**Problem:**
Present the following entries again, word for word and in full.

------------

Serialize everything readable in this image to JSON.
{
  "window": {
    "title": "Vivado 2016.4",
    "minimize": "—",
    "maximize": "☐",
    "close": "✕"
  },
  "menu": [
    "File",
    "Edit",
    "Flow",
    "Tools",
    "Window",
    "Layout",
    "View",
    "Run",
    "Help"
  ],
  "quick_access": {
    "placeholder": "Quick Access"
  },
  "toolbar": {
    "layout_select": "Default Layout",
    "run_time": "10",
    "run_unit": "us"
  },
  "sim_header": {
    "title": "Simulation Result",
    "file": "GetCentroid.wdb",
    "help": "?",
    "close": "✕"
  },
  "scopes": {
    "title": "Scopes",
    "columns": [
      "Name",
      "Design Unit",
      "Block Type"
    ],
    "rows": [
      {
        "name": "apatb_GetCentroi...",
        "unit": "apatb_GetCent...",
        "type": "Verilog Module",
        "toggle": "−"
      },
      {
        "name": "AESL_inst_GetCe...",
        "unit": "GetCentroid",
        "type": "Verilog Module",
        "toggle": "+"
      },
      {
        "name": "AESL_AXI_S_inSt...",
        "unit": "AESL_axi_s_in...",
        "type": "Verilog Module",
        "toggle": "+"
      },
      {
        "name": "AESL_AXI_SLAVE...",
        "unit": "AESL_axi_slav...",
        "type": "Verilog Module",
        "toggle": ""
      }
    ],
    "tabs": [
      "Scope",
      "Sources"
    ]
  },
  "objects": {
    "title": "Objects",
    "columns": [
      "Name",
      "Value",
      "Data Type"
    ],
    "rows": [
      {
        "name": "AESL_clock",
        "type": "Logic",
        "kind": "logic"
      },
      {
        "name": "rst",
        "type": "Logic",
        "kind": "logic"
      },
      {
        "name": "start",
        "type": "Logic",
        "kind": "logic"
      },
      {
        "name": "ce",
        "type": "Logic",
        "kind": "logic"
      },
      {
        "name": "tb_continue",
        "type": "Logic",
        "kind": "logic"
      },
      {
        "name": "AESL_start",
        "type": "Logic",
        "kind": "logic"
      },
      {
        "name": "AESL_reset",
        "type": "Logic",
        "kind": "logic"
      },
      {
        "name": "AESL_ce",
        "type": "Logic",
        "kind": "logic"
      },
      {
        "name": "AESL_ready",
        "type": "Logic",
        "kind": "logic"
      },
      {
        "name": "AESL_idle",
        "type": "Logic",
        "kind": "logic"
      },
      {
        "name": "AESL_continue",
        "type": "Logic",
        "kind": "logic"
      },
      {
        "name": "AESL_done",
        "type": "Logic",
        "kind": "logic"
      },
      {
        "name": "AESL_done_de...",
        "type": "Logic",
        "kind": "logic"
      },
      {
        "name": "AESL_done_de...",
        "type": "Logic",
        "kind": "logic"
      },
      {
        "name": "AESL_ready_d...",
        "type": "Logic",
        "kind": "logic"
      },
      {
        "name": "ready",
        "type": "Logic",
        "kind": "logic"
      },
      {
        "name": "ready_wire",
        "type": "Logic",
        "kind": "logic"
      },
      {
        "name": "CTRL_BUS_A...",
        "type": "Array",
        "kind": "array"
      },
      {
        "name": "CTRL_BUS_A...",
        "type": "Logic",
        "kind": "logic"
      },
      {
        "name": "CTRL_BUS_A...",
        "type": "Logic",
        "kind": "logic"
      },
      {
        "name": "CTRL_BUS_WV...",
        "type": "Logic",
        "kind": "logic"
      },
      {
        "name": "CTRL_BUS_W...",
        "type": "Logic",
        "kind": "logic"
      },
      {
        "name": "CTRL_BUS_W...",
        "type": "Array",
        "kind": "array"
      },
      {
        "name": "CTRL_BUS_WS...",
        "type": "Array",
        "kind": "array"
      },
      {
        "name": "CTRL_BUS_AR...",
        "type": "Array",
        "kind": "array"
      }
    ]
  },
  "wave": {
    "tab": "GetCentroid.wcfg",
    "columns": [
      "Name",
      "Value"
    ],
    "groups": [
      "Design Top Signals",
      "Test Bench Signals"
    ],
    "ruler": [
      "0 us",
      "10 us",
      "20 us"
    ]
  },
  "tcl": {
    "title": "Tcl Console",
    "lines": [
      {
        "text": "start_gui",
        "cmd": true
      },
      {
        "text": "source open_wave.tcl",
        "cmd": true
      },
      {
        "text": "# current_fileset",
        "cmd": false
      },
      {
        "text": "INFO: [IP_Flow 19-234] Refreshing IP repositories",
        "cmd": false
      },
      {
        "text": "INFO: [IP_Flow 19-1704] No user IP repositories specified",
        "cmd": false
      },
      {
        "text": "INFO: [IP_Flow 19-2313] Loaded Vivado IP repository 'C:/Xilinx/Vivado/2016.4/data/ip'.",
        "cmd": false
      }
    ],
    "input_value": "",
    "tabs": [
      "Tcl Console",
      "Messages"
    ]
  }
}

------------

**Result of the task:**
Serialize everything readable in this image to JSON.
{
  "window": {
    "title": "Vivado 2016.4",
    "minimize": "—",
    "maximize": "☐",
    "close": "✕"
  },
  "menu": [
    "File",
    "Edit",
    "Flow",
    "Tools",
    "Window",
    "Layout",
    "View",
    "Run",
    "Help"
  ],
  "quick_access": {
    "placeholder": "Quick Access"
  },
  "toolbar": {
    "layout_select": "Default Layout",
    "run_time": "10",
    "run_unit": "us"
  },
  "sim_header": {
    "title": "Simulation Result",
    "file": "GetCentroid.wdb",
    "help": "?",
    "close": "✕"
  },
  "scopes": {
    "title": "Scopes",
    "columns": [
      "Name",
      "Design Unit",
      "Block Type"
    ],
    "rows": [
      {
        "name": "apatb_GetCentroi...",
        "unit": "apatb_GetCent...",
        "type": "Verilog Module",
        "toggle": "−"
      },
      {
        "name": "AESL_inst_GetCe...",
        "unit": "GetCentroid",
        "type": "Verilog Module",
        "toggle": "+"
      },
      {
        "name": "AESL_AXI_S_inSt...",
        "unit": "AESL_axi_s_in...",
        "type": "Verilog Module",
        "toggle": "+"
      },
      {
        "name": "AESL_AXI_SLAVE...",
        "unit": "AESL_axi_slav...",
        "type": "Verilog Module",
        "toggle": ""
      }
    ],
    "tabs": [
      "Scope",
      "Sources"
    ]
  },
  "objects": {
    "title": "Objects",
    "columns": [
      "Name",
      "Value",
      "Data Type"
    ],
    "rows": [
      {
        "name": "AESL_clock",
        "type": "Logic",
        "kind": "logic"
      },
      {
        "name": "rst",
        "type": "Logic",
        "kind": "logic"
      },
      {
        "name": "start",
        "type": "Logic",
        "kind": "logic"
      },
      {
        "name": "ce",
        "type": "Logic",
        "kind": "logic"
      },
      {
        "name": "tb_continue",
        "type": "Logic",
        "kind": "logic"
      },
      {
        "name": "AESL_start",
        "type": "Logic",
        "kind": "logic"
      },
      {
        "name": "AESL_reset",
        "type": "Logic",
        "kind": "logic"
      },
      {
        "name": "AESL_ce",
        "type": "Logic",
        "kind": "logic"
      },
      {
        "name": "AESL_ready",
        "type": "Logic",
        "kind": "logic"
      },
      {
        "name": "AESL_idle",
        "type": "Logic",
        "kind": "logic"
      },
      {
        "name": "AESL_continue",
        "type": "Logic",
        "kind": "logic"
      },
      {
        "name": "AESL_done",
        "type": "Logic",
        "kind": "logic"
      },
      {
        "name": "AESL_done_de...",
        "type": "Logic",
        "kind": "logic"
      },
      {
        "name": "AESL_done_de...",
        "type": "Logic",
        "kind": "logic"
      },
      {
        "name": "AESL_ready_d...",
        "type": "Logic",
        "kind": "logic"
      },
      {
        "name": "ready",
        "type": "Logic",
        "kind": "logic"
      },
      {
        "name": "ready_wire",
        "type": "Logic",
        "kind": "logic"
      },
      {
        "name": "CTRL_BUS_A...",
        "type": "Array",
        "kind": "array"
      },
      {
        "name": "CTRL_BUS_A...",
        "type": "Logic",
        "kind": "logic"
      },
      {
        "name": "CTRL_BUS_A...",
        "type": "Logic",
        "kind": "logic"
      },
      {
        "name": "CTRL_BUS_WV...",
        "type": "Logic",
        "kind": "logic"
      },
      {
        "name": "CTRL_BUS_W...",
        "type": "Logic",
        "kind": "logic"
      },
      {
        "name": "CTRL_BUS_W...",
        "type": "Array",
        "kind": "array"
      },
      {
        "name": "CTRL_BUS_WS...",
        "type": "Array",
        "kind": "array"
      },
      {
        "name": "CTRL_BUS_AR...",
        "type": "Array",
        "kind": "array"
      }
    ]
  },
  "wave": {
    "tab": "GetCentroid.wcfg",
    "columns": [
      "Name",
      "Value"
    ],
    "groups": [
      "Design Top Signals",
      "Test Bench Signals"
    ],
    "ruler": [
      "0 us",
      "10 us",
      "20 us"
    ]
  },
  "tcl": {
    "title": "Tcl Console",
    "lines": [
      {
        "text": "start_gui",
        "cmd": true
      },
      {
        "text": "source open_wave.tcl",
        "cmd": true
      },
      {
        "text": "# current_fileset",
        "cmd": false
      },
      {
        "text": "INFO: [IP_Flow 19-234] Refreshing IP repositories",
        "cmd": false
      },
      {
        "text": "INFO: [IP_Flow 19-1704] No user IP repositories specified",
        "cmd": false
      },
      {
        "text": "INFO: [IP_Flow 19-2313] Loaded Vivado IP repository 'C:/Xilinx/Vivado/2016.4/data/ip'.",
        "cmd": false
      }
    ],
    "input_value": "",
    "tabs": [
      "Tcl Console",
      "Messages"
    ]
  }
}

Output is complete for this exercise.